*Description of the task*. Across the entries below, how many lines have the string "respondent" in them? Reply with only the number.

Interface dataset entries
┄┄┄┄┄┄┄┄┄┄

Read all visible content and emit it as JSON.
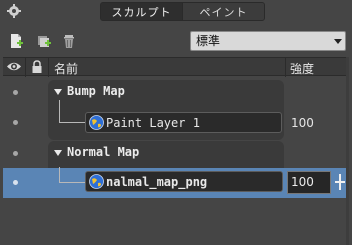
{
  "mode_tabs": [
    "スカルプト",
    "ペイント"
  ],
  "toolbar": {
    "icons": [
      "new-layer-icon",
      "duplicate-layer-icon",
      "delete-layer-icon"
    ],
    "blend_mode": "標準"
  },
  "table": {
    "columns": {
      "visibility_icon": "eye-icon",
      "lock_icon": "lock-icon",
      "name": "名前",
      "strength": "強度"
    }
  },
  "layers": {
    "group1": {
      "label": "Bump Map"
    },
    "layer1": {
      "label": "Paint Layer 1",
      "strength": "100"
    },
    "group2": {
      "label": "Normal Map"
    },
    "layer2": {
      "label": "nalmal_map_png",
      "strength": "100"
    }
  },
  "colors": {
    "selected_row": "#5a85b5",
    "panel_bg": "#454545"
  }
}
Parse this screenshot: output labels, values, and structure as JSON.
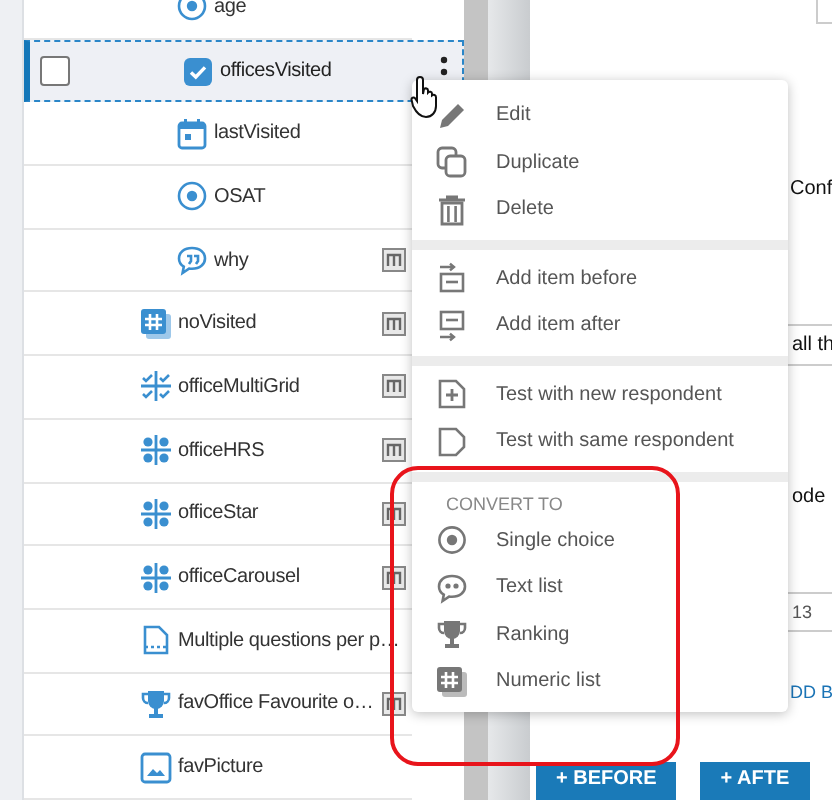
{
  "sidebar": {
    "items": [
      {
        "children": [
          {
            "label": "age",
            "kind": "radio",
            "selected": false,
            "has_list_badge": false
          },
          {
            "label": "officesVisited",
            "kind": "checkbox",
            "selected": true,
            "has_list_badge": false
          },
          {
            "label": "lastVisited",
            "kind": "calendar",
            "selected": false,
            "has_list_badge": false
          },
          {
            "label": "OSAT",
            "kind": "radio",
            "selected": false,
            "has_list_badge": false
          },
          {
            "label": "why",
            "kind": "quote",
            "selected": false,
            "has_list_badge": true
          }
        ]
      },
      {
        "label": "noVisited",
        "kind": "numeric",
        "selected": false,
        "has_list_badge": true
      },
      {
        "label": "officeMultiGrid",
        "kind": "multigrid",
        "selected": false,
        "has_list_badge": true
      },
      {
        "label": "officeHRS",
        "kind": "grid",
        "selected": false,
        "has_list_badge": true
      },
      {
        "label": "officeStar",
        "kind": "grid",
        "selected": false,
        "has_list_badge": true
      },
      {
        "label": "officeCarousel",
        "kind": "grid",
        "selected": false,
        "has_list_badge": true
      },
      {
        "label": "Multiple questions per p…",
        "kind": "page",
        "selected": false,
        "has_list_badge": false
      },
      {
        "label": "favOffice Favourite o…",
        "kind": "trophy",
        "selected": false,
        "has_list_badge": true
      },
      {
        "label": "favPicture",
        "kind": "image",
        "selected": false,
        "has_list_badge": false
      }
    ]
  },
  "background_texts": [
    "Conf",
    "all th",
    "ode",
    "13",
    "DD B"
  ],
  "background_buttons": [
    "+ BEFORE",
    "+ AFTE"
  ],
  "context_menu": {
    "groups": [
      {
        "items": [
          {
            "label": "Edit",
            "kind": "edit"
          },
          {
            "label": "Duplicate",
            "kind": "duplicate"
          },
          {
            "label": "Delete",
            "kind": "delete"
          }
        ]
      },
      {
        "items": [
          {
            "label": "Add item before",
            "kind": "before"
          },
          {
            "label": "Add item after",
            "kind": "after"
          }
        ]
      },
      {
        "items": [
          {
            "label": "Test with new respondent",
            "kind": "test-new"
          },
          {
            "label": "Test with same respondent",
            "kind": "test-same"
          }
        ]
      },
      {
        "heading": "CONVERT TO",
        "highlighted": true,
        "items": [
          {
            "label": "Single choice",
            "kind": "radio"
          },
          {
            "label": "Text list",
            "kind": "textlist"
          },
          {
            "label": "Ranking",
            "kind": "trophy"
          },
          {
            "label": "Numeric list",
            "kind": "numeric"
          }
        ]
      }
    ]
  }
}
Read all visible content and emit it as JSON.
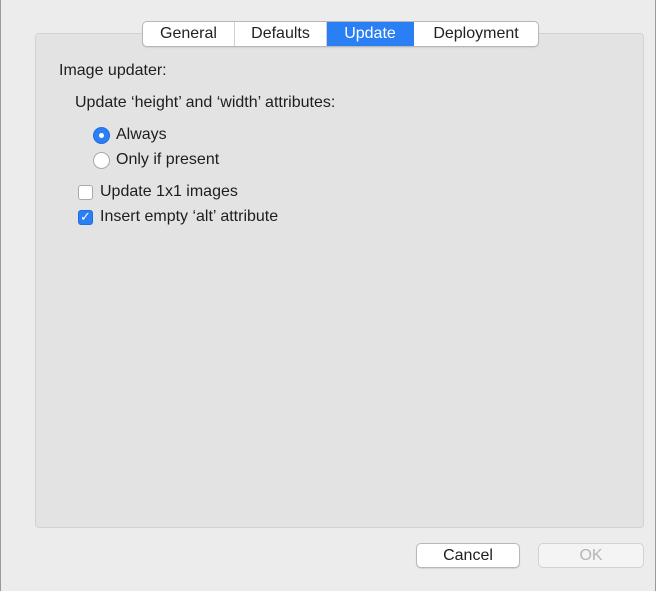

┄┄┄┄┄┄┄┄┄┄

*Response area*. 2